Burkhardt said, 'She is no longer the same as she was. But I'm still in love with her. Every time I go back home, I think it's a sad moment.'
Nothing can stop 90-year-old Peter Burkhardt from cycling all the way to meet the love of his life. Peter's wife is 17 kilometers away in a hospice in Apeldoorn. "Cold doesn’t bother me and with rain, you can put on a rain jacket. If it's really bad I’ll take a cab and else one of my sons will bring me. So I’ll always get to my wife," said Burkhardt in an interview posted by @u/kleutscher. When asked why is he doing this, he said, "Because I want to see my wife and be with her. We are married for 63 years so then you want to be together."
It takes him an hour to cycle to the hospice from Diepenveen where he stays and an hour to cycle back. Burkhardt gets ready in his outfit which is a blue (ski) suit with a body warmer on top. He looks left and right and cycles the roundabout at Zwolseeweg in Deventer. He then crosses a railway bridge, goes up a steep slope and finally takes a straight road toward his final destination, as reported by De Stentor. Burkhardt has been going to Apeldoorn for the past seven years. He said, “I have to take the situation as it is. I just want to be with her every day. I just can't miss her. I did it by car for a while. But even then I alternated it with the bike."
Every morning, he packs his tricycle in the shed in his house as he hasn't had a car for some time. Moreover, his driver's license was not approved. He had his cycle in the shed so he took it out for the travel. Burkhardt has covered more than 40,000 kilometers in more than three years, which he finished in December last year. He sometimes does take more than an hour to reach Apeldoorn. He said, “It takes me about an hour. But in the heavy wind for a little more than an hour."

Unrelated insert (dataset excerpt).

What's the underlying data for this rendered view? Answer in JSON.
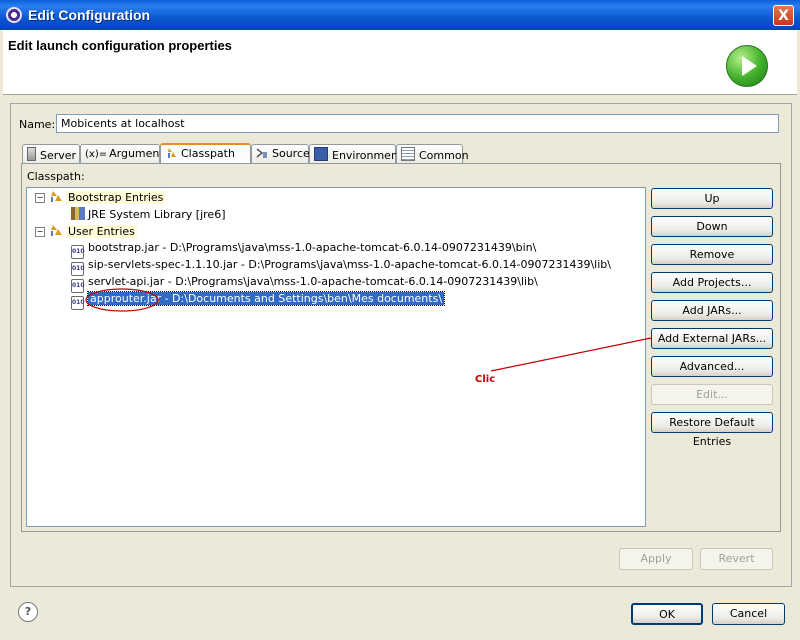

"Without support, I really wouldn't make it anymore." He doesn't find the ride dangerous at any time of the day or night. However, he thinks the cycle path on the railway bridge at Deventer is too narrow. He wants them to do something about it. He said, “It really is a disaster. You can barely get past each other there with the two of you." Burkhardt knows that he is getting older and he agreed that there were many things that he could do 5-6 years ago but now he can't. He said, “I hope I can keep doing it. I walk a lot less now, but cycling is still going well.'' He was asked if his wife knows what he does for her every day. He said, "No, not that. It is completely outside her realm of experience. But when I'm back, I notice that she gives me a very nice hug every now and then."
His only motivation to do this is in Apeldoorn. Burkhardt said, “I want to see her, hear her voice. When I enter the nursing home I immediately know where she is. She is no longer the same as she was. But I'm still in love with her. Every time I go back home, I think it's a sad moment."
His children are proud of what their father does every day and they encourage him to do it. His son Wouter Burkhardt said, "I think they keep each other alive with this. I hope my father inspires other people with this."